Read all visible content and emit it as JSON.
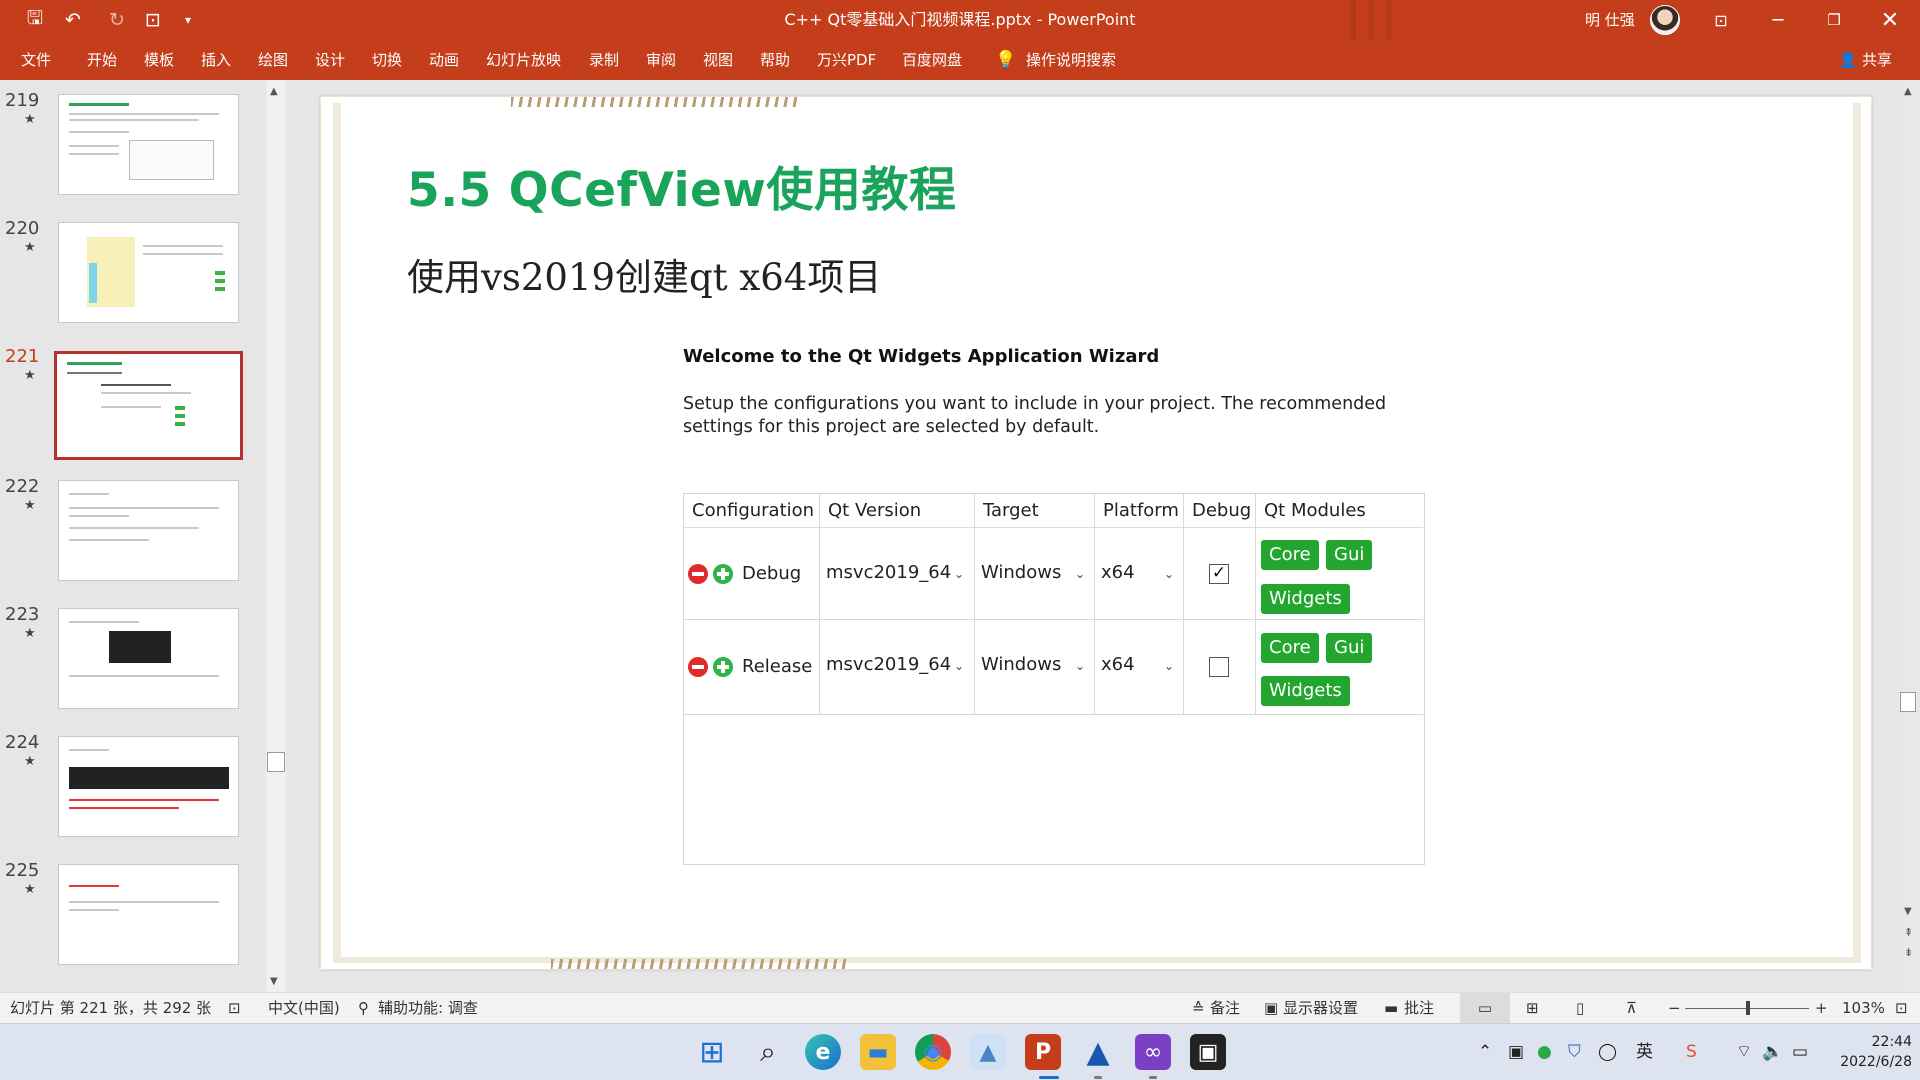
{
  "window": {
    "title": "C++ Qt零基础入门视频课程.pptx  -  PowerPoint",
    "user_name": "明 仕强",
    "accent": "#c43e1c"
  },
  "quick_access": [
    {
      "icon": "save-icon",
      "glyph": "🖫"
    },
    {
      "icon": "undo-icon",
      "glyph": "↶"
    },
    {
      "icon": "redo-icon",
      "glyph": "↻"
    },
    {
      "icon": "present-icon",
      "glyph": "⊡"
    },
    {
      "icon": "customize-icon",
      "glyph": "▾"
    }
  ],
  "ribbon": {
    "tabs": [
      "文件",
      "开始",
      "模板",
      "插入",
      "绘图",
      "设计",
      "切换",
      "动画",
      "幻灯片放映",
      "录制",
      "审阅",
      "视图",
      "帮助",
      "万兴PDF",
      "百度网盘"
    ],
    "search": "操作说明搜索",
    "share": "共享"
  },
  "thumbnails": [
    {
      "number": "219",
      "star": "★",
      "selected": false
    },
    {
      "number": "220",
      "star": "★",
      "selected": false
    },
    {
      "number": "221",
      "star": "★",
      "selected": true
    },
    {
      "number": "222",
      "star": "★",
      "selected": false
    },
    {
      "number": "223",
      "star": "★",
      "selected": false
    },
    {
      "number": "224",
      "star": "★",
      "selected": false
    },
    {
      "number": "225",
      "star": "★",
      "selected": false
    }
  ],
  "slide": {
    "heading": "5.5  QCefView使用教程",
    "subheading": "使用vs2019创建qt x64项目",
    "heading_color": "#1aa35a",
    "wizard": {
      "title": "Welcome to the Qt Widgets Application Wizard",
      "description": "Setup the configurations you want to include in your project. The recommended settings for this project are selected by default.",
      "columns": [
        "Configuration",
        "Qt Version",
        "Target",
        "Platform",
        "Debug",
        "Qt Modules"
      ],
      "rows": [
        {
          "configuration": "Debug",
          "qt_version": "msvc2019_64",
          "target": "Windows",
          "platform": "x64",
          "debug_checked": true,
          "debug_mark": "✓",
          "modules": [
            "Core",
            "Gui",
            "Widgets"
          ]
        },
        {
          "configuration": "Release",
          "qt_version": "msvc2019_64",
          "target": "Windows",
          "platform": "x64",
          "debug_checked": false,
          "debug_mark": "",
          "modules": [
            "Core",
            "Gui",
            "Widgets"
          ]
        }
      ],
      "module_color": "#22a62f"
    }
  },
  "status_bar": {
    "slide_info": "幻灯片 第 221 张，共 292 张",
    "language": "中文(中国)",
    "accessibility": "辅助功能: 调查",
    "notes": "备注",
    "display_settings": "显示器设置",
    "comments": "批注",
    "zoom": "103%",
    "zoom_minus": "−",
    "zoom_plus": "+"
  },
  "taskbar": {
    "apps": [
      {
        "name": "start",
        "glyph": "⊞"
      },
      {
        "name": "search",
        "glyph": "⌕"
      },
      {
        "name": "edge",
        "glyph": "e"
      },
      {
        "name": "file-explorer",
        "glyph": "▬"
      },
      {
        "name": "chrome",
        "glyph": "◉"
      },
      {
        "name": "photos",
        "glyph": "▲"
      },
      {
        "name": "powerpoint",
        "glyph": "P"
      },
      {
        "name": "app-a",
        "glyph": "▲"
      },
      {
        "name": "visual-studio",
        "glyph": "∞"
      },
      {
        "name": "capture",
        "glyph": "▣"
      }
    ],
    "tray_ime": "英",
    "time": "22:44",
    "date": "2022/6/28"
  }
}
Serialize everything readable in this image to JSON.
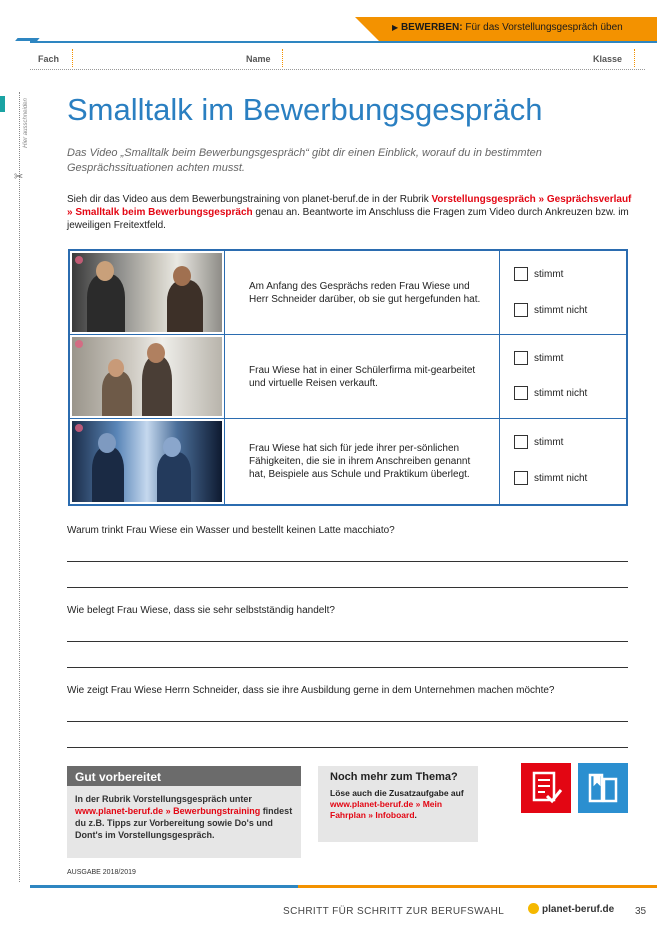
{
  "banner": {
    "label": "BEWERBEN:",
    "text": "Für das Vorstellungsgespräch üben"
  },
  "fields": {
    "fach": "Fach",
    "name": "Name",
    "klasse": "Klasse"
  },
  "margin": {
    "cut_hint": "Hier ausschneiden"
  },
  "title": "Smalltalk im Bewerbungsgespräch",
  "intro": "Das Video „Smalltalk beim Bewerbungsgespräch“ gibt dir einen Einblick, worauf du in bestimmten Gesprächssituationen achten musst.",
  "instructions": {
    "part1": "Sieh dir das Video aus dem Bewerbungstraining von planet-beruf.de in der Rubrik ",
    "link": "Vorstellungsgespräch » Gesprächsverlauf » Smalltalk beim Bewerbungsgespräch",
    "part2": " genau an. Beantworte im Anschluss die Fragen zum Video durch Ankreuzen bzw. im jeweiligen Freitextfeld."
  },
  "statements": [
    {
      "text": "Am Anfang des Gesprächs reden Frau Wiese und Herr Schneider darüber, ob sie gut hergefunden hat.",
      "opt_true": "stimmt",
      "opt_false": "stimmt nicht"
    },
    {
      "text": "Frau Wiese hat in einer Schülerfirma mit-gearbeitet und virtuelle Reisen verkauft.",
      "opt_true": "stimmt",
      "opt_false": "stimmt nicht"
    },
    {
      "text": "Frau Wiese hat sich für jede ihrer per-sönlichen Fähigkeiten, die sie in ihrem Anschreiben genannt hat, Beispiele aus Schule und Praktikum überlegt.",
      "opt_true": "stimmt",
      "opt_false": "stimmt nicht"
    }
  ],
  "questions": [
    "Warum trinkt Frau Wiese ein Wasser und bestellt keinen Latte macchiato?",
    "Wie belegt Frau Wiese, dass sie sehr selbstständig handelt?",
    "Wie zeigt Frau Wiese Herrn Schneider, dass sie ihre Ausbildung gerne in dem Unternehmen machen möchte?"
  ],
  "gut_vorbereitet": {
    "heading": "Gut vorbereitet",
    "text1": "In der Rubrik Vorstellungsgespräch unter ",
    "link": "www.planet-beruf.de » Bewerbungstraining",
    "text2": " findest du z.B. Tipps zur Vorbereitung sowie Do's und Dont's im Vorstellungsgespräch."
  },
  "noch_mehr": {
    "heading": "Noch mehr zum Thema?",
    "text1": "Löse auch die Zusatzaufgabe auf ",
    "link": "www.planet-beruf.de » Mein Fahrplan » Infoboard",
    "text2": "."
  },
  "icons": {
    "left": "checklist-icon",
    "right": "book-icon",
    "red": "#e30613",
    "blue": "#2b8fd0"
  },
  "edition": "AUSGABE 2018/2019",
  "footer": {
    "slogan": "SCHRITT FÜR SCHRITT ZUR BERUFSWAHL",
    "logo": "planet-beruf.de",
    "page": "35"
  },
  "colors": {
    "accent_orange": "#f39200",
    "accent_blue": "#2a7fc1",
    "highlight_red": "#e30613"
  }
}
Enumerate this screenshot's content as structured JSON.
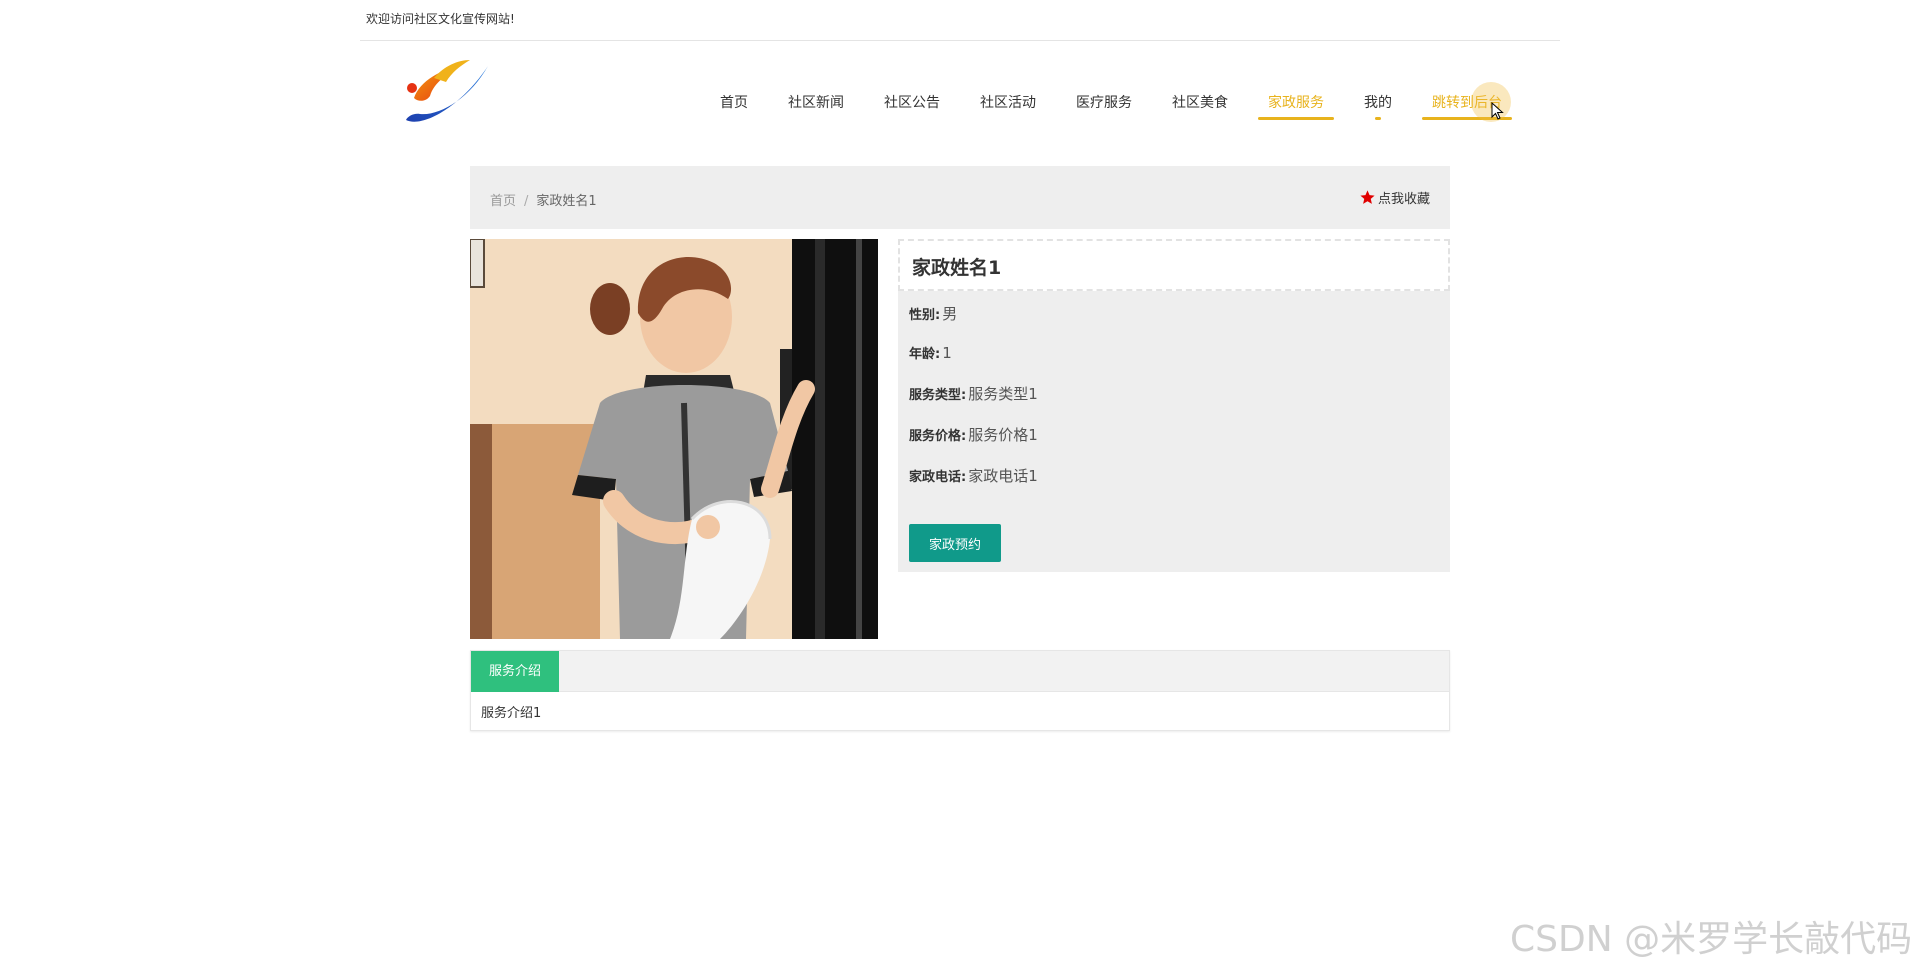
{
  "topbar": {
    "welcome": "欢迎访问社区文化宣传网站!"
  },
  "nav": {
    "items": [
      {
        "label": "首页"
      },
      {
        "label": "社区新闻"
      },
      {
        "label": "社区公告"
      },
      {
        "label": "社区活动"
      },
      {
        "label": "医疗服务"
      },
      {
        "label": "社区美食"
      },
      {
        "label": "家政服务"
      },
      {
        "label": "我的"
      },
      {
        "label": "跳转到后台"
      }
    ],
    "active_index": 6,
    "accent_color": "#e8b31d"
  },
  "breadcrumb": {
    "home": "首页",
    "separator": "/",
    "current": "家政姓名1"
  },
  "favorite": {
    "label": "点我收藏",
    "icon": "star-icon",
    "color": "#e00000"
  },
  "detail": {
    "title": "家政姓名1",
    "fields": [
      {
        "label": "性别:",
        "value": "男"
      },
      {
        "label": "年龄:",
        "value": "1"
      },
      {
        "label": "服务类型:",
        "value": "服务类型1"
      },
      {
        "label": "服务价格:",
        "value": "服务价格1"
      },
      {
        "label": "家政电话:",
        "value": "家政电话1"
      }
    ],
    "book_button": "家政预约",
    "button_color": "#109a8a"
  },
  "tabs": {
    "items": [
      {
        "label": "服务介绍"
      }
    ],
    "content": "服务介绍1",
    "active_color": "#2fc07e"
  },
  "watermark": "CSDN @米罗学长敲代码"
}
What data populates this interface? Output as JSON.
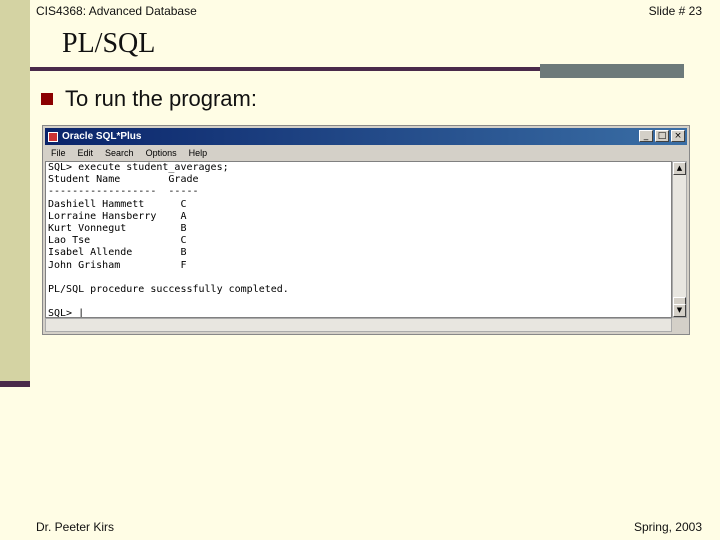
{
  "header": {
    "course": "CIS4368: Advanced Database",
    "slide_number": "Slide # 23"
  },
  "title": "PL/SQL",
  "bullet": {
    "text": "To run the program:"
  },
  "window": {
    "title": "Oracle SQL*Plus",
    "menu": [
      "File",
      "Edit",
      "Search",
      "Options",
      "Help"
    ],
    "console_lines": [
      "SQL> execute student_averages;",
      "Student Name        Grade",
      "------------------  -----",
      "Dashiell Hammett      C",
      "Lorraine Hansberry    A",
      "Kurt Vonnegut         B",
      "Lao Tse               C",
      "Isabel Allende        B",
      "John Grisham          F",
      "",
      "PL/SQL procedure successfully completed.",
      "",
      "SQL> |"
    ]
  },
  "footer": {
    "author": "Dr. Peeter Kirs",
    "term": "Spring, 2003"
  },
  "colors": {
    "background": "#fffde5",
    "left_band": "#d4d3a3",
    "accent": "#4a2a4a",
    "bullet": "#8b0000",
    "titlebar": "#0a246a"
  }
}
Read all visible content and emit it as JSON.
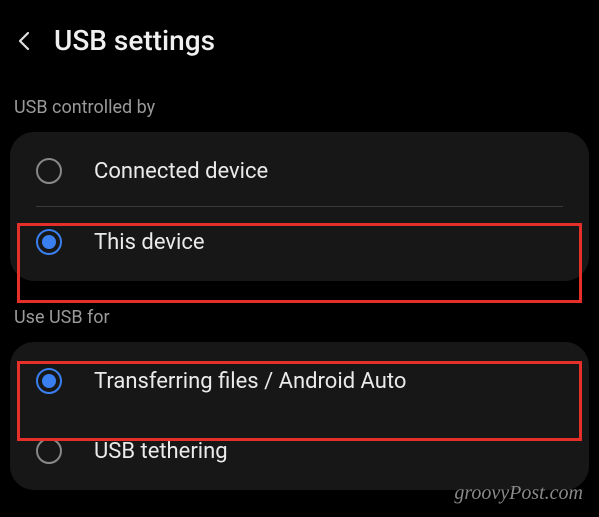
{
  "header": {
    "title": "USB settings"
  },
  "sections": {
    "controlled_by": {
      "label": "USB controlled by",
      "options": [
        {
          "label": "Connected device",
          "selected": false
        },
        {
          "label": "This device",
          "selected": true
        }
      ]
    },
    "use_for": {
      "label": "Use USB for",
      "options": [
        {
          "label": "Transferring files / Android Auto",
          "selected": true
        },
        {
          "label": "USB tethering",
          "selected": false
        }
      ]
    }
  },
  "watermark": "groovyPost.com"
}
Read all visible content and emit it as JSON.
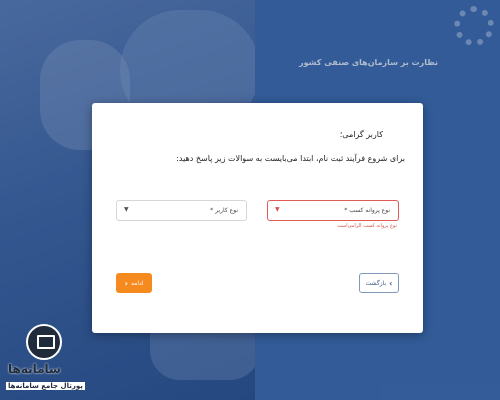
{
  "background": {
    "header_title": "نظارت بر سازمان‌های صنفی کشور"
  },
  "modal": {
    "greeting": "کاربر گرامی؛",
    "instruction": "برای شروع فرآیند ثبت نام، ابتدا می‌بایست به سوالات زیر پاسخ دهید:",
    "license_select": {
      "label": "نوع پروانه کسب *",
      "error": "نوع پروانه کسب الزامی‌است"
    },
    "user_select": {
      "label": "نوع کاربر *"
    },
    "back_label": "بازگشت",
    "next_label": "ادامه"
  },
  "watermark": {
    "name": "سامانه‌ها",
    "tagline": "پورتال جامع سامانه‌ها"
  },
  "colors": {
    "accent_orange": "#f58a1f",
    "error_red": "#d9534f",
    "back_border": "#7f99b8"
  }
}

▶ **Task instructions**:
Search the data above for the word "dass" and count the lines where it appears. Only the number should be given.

▶ **Your response**:
2